Research discovers potentially deadly fungus senses body's defenses to evade them

February 22, 2012

Glen Palmer, PhD, Assistant Professor of Microbiology, Immunology & Parasitology at LSU Health Sciences Center New Orleans, was part of an international research team led by Luigina Romani, MD, at the University of Perugia, that discovered opportunistic fungi like Candida albicans can sense the immune status of host cells and adapt, evading immune system defenses. Unlike previous studies, this research investigated both sides of the infection equation as well as the interaction between the fungi and the cells they will invade. The findings are published online in Nature Communications in the most recent articles section (February 21, 2012).

This study demonstrates that this process is much more elaborate and complex than previously understood. The researchers determined that C. albicans binds to the host immune signaling molecule, Interleukin (IL) 17A, which permits the to navigate and tolerate the active immune environment of healthy host tissue, mounting effective countermeasures. IL-17A may also contribute to disease susceptibility by modifying the intrinsic virulence of the fungus. This study provides molecular evidence that by exploiting IL-17A, the fungus not only survives, but can cause disease to develop.

"It's a bit like the fungus is listening in to the conversations our immune system is having so it can best determine how to react and survive in our tissues. This may also be a crucial step in determining when this opportunist decides to invade host tissue and cause life-threatening disease in an immunosuppressed patient," notes Dr. Palmer.

According to the Centers for Disease Control and Prevention, there are more than 20 species of yeasts that can cause infection in humans, the most common of which is Candida albicans. Candida yeasts normally live on the skin and mucous membranes without causing infection; however, overgrowth of these organisms can cause symptoms to develop. Symptoms of candidiasis vary depending on the area of the body that is infected. Candidiasis that develops in the mouth or throat is called "thrush" or oropharyngeal candidiasis. Candidiasis in the vagina is commonly referred to as a "yeast infection." Invasive candidiasis occurs when Candida species enter the bloodstream and spread throughout the body. Candidemia (a bloodstream infection with Candida), is extremely rare in people without risk factors, but it is the fourth most common bloodstream infection among hospitalized patients in the United States.

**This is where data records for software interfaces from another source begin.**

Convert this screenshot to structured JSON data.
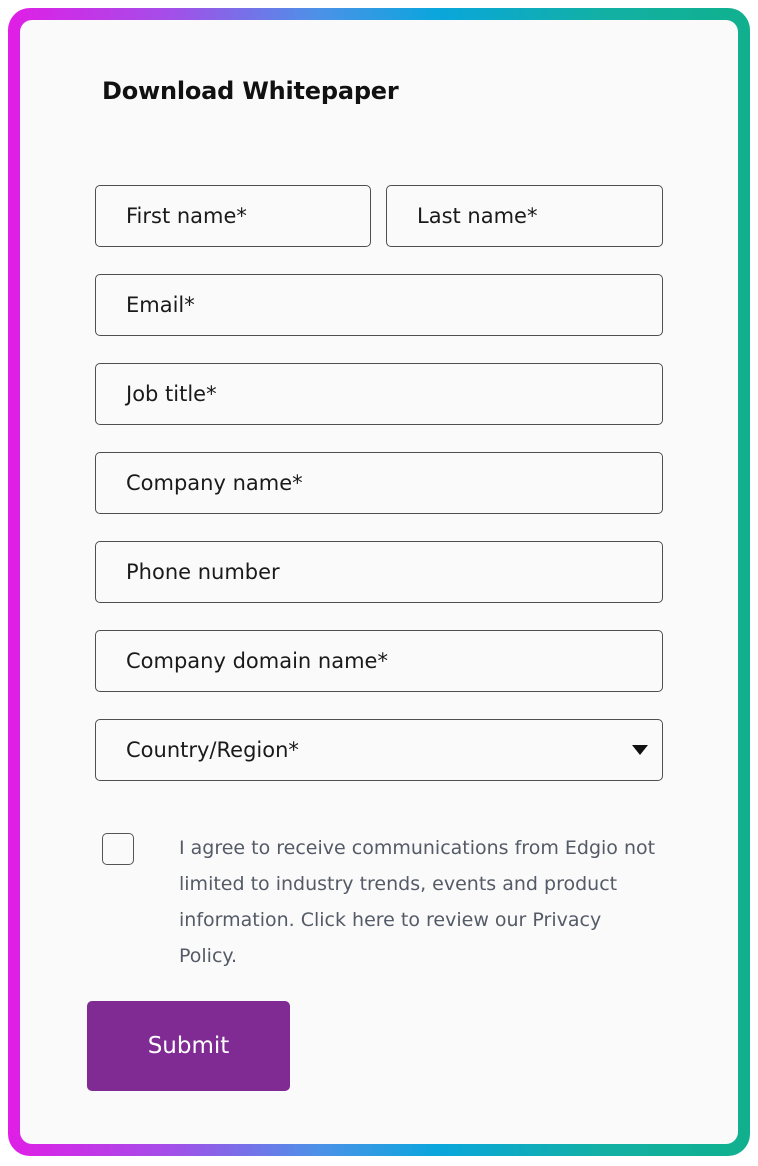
{
  "form": {
    "title": "Download Whitepaper",
    "fields": {
      "first_name": "First name*",
      "last_name": "Last name*",
      "email": "Email*",
      "job_title": "Job title*",
      "company_name": "Company name*",
      "phone_number": "Phone number",
      "company_domain": "Company domain name*",
      "country_region": "Country/Region*"
    },
    "consent_text": "I agree to receive communications from Edgio not limited to industry trends, events and product information. Click here to review our Privacy Policy.",
    "consent_checked": false,
    "submit_label": "Submit"
  },
  "icons": {
    "country_dropdown": "caret-down-icon"
  },
  "colors": {
    "gradient": [
      "#e01ee6",
      "#a34fe8",
      "#4b92e8",
      "#0aa6dc",
      "#12b0a4",
      "#10b08e"
    ],
    "submit_button": "#802a94",
    "card_background": "#fafafa",
    "consent_text": "#545a66"
  }
}
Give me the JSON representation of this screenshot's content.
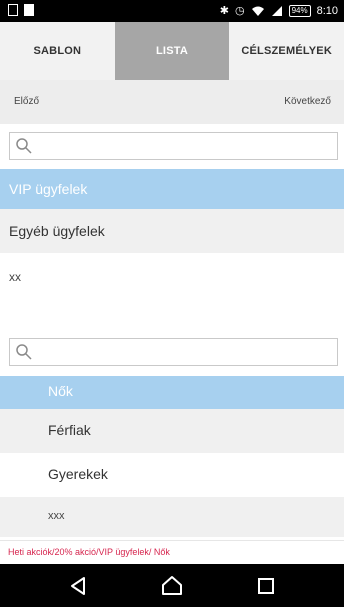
{
  "status_bar": {
    "battery": "94%",
    "time": "8:10",
    "icons": [
      "message-icon",
      "sim-icon",
      "bluetooth-icon",
      "alarm-icon",
      "wifi-icon",
      "signal-icon",
      "battery-icon"
    ]
  },
  "tabs": [
    {
      "label": "SABLON",
      "active": false
    },
    {
      "label": "LISTA",
      "active": true
    },
    {
      "label": "CÉLSZEMÉLYEK",
      "active": false
    }
  ],
  "pager": {
    "prev_label": "Előző",
    "next_label": "Következő"
  },
  "list1": {
    "items": [
      {
        "label": "VIP ügyfelek",
        "selected": true
      },
      {
        "label": "Egyéb ügyfelek",
        "selected": false
      },
      {
        "label": "xx",
        "selected": false
      }
    ]
  },
  "list2": {
    "items": [
      {
        "label": "Nők",
        "selected": true
      },
      {
        "label": "Férfiak",
        "selected": false
      },
      {
        "label": "Gyerekek",
        "selected": false
      },
      {
        "label": "xxx",
        "selected": false
      }
    ]
  },
  "footer": {
    "path": "Heti akciók/20% akció/VIP ügyfelek/ Nők"
  },
  "nav_buttons": [
    "back-icon",
    "home-icon",
    "recents-icon"
  ],
  "colors": {
    "selected_bg": "#a7d0ef",
    "active_tab_bg": "#a6a6a6",
    "path_text": "#d6264f"
  }
}
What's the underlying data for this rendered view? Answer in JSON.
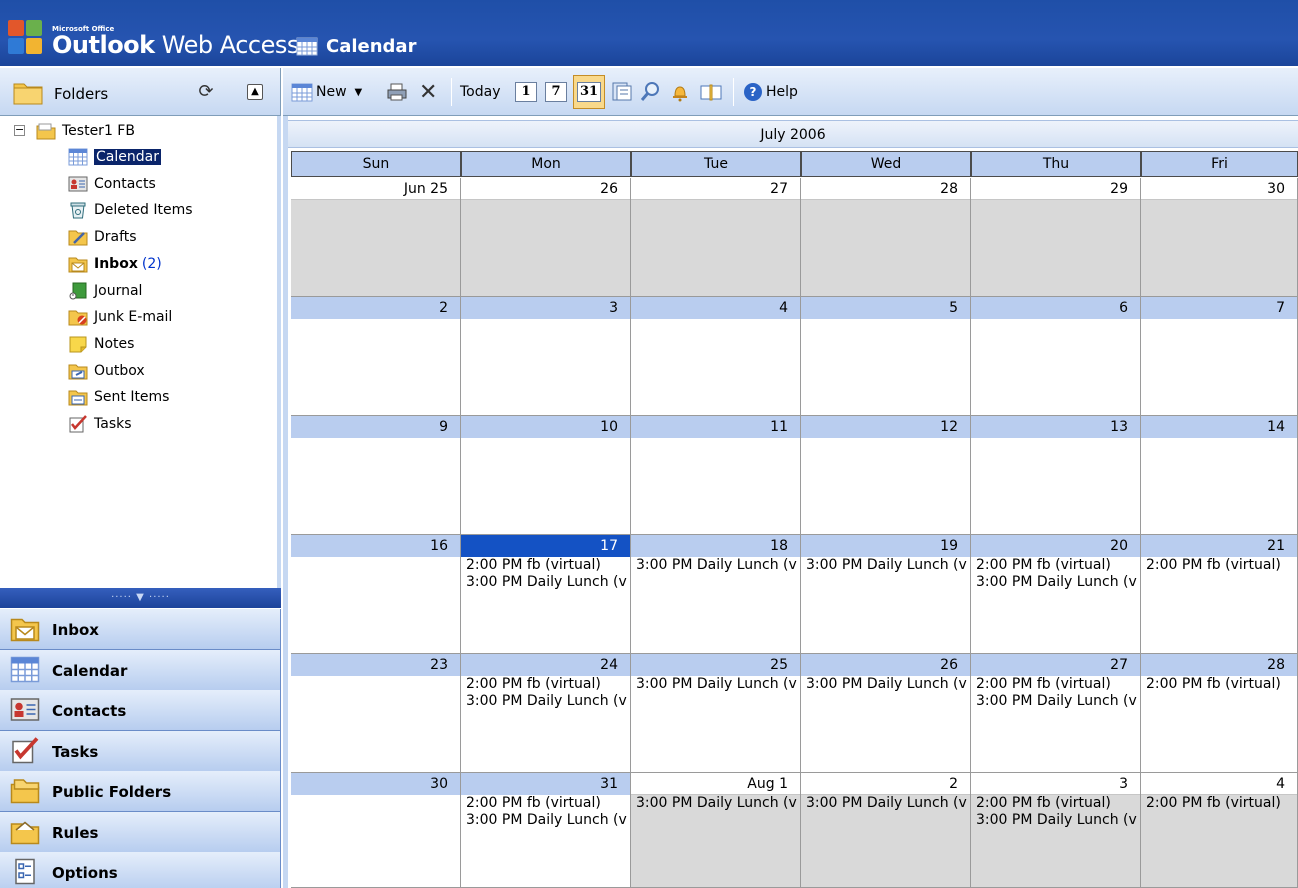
{
  "banner": {
    "brand_small": "Microsoft Office",
    "brand_bold": "Outlook",
    "brand_rest": " Web Access",
    "module_title": "Calendar"
  },
  "folders_pane": {
    "header_label": "Folders",
    "mailbox": "Tester1 FB",
    "items": [
      {
        "label": "Calendar",
        "icon": "calendar-icon",
        "selected": true
      },
      {
        "label": "Contacts",
        "icon": "contacts-icon"
      },
      {
        "label": "Deleted Items",
        "icon": "deleted-items-icon"
      },
      {
        "label": "Drafts",
        "icon": "drafts-icon"
      },
      {
        "label": "Inbox",
        "icon": "inbox-icon",
        "bold": true,
        "unread": "(2)"
      },
      {
        "label": "Journal",
        "icon": "journal-icon"
      },
      {
        "label": "Junk E-mail",
        "icon": "junk-email-icon"
      },
      {
        "label": "Notes",
        "icon": "notes-icon"
      },
      {
        "label": "Outbox",
        "icon": "outbox-icon"
      },
      {
        "label": "Sent Items",
        "icon": "sent-items-icon"
      },
      {
        "label": "Tasks",
        "icon": "tasks-icon"
      }
    ]
  },
  "nav": {
    "splitter_glyph": "····· ▼ ·····",
    "buttons": [
      {
        "label": "Inbox",
        "icon": "inbox-icon"
      },
      {
        "label": "Calendar",
        "icon": "calendar-icon"
      },
      {
        "label": "Contacts",
        "icon": "contacts-icon"
      },
      {
        "label": "Tasks",
        "icon": "tasks-icon"
      },
      {
        "label": "Public Folders",
        "icon": "public-folders-icon"
      },
      {
        "label": "Rules",
        "icon": "rules-icon"
      },
      {
        "label": "Options",
        "icon": "options-icon"
      }
    ]
  },
  "toolbar": {
    "new_label": "New",
    "today_label": "Today",
    "day_view_glyph": "1",
    "week_view_glyph": "7",
    "month_view_glyph": "31",
    "help_label": "Help"
  },
  "calendar": {
    "month_title": "July 2006",
    "weekdays": [
      "Sun",
      "Mon",
      "Tue",
      "Wed",
      "Thu",
      "Fri"
    ],
    "weeks": [
      {
        "days": [
          {
            "label": "Jun 25",
            "grey": true,
            "events": []
          },
          {
            "label": "26",
            "grey": true,
            "events": []
          },
          {
            "label": "27",
            "grey": true,
            "events": []
          },
          {
            "label": "28",
            "grey": true,
            "events": []
          },
          {
            "label": "29",
            "grey": true,
            "events": []
          },
          {
            "label": "30",
            "grey": true,
            "events": []
          }
        ]
      },
      {
        "days": [
          {
            "label": "2",
            "events": []
          },
          {
            "label": "3",
            "events": []
          },
          {
            "label": "4",
            "events": []
          },
          {
            "label": "5",
            "events": []
          },
          {
            "label": "6",
            "events": []
          },
          {
            "label": "7",
            "events": []
          }
        ]
      },
      {
        "days": [
          {
            "label": "9",
            "events": []
          },
          {
            "label": "10",
            "events": []
          },
          {
            "label": "11",
            "events": []
          },
          {
            "label": "12",
            "events": []
          },
          {
            "label": "13",
            "events": []
          },
          {
            "label": "14",
            "events": []
          }
        ]
      },
      {
        "days": [
          {
            "label": "16",
            "events": []
          },
          {
            "label": "17",
            "today": true,
            "events": [
              "2:00 PM fb (virtual)",
              "3:00 PM Daily Lunch (v"
            ]
          },
          {
            "label": "18",
            "events": [
              "3:00 PM Daily Lunch (v"
            ]
          },
          {
            "label": "19",
            "events": [
              "3:00 PM Daily Lunch (v"
            ]
          },
          {
            "label": "20",
            "events": [
              "2:00 PM fb (virtual)",
              "3:00 PM Daily Lunch (v"
            ]
          },
          {
            "label": "21",
            "events": [
              "2:00 PM fb (virtual)"
            ]
          }
        ]
      },
      {
        "days": [
          {
            "label": "23",
            "events": []
          },
          {
            "label": "24",
            "events": [
              "2:00 PM fb (virtual)",
              "3:00 PM Daily Lunch (v"
            ]
          },
          {
            "label": "25",
            "events": [
              "3:00 PM Daily Lunch (v"
            ]
          },
          {
            "label": "26",
            "events": [
              "3:00 PM Daily Lunch (v"
            ]
          },
          {
            "label": "27",
            "events": [
              "2:00 PM fb (virtual)",
              "3:00 PM Daily Lunch (v"
            ]
          },
          {
            "label": "28",
            "events": [
              "2:00 PM fb (virtual)"
            ]
          }
        ]
      },
      {
        "days": [
          {
            "label": "30",
            "events": []
          },
          {
            "label": "31",
            "events": [
              "2:00 PM fb (virtual)",
              "3:00 PM Daily Lunch (v"
            ]
          },
          {
            "label": "Aug 1",
            "grey": true,
            "events": [
              "3:00 PM Daily Lunch (v"
            ]
          },
          {
            "label": "2",
            "grey": true,
            "events": [
              "3:00 PM Daily Lunch (v"
            ]
          },
          {
            "label": "3",
            "grey": true,
            "events": [
              "2:00 PM fb (virtual)",
              "3:00 PM Daily Lunch (v"
            ]
          },
          {
            "label": "4",
            "grey": true,
            "events": [
              "2:00 PM fb (virtual)"
            ]
          }
        ]
      }
    ]
  },
  "colors": {
    "banner_blue": "#1f4fa8",
    "day_header_blue": "#b9cdef",
    "today_blue": "#1452c4",
    "selection_navy": "#0a246a"
  }
}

"Disrupting or manipulating the fungal sensing of these host molecules could trick the fungus, essentially suppressing an , or enabling us to eliminate this potentially dangerous fungus before it causes problems," concludes Dr. Palmer.

Explore further: Researchers hone in on new strategy to treat common infection

Related Stories

Researchers hone in on new strategy to treat common infection

October 27, 2008

Researchers at Georgetown University Medical Center (GUMC) have successfully tested a genetic strategy designed to improve treatment of human infections caused by the yeast Candida albicans, ranging from diaper rash, vaginitis, ...

New Way to Fight Fungal Infection

June 23, 2009

(PhysOrg.com) -- A team of researchers led by Amy G. Hise, M.D., M.P.H., assistant professor at the Center for Global Health and Diseases at Case Western Reserve University's School of Medicine, has discovered how the body ...

Fatal fungal infections resist newest class of drugs

September 7, 2011

Fungi that cause severe infections in those with compromised immune systems are resisting the action of the latest group of antifungal drugs. Uncovering their strategies for doing this will lead to more effective treatments, ...

Recommended for you

Studies reveal details of error correction in cell division

July 29, 2015

Cell biologists led by Thomas Maresca at the University of Massachusetts Amherst, with collaborators elsewhere, report an advance in understanding the workings of an error correction mechanism that helps cells detect and ...

Researchers discover new type of mycovirus

July 29, 2015

Researchers, led by Dr Robert Coutts, Leverhulme Research Fellow from the School of Life and Medical Sciences at the University of Hertfordshire, and Dr Ioly Kotta-Loizou, Research Associate at Imperial College, have discovered ...

Stressed out plants send animal-like signals

July 29, 2015

University of Adelaide research has shown for the first time that, despite not having a nervous system, plants use signals normally associated with animals when they encounter stress.

0 comments

Please sign in to add a comment. Registration is free, and takes less than a minute. Read more

Click here to reset your password.
Sign in to get notified via email when new comments are made.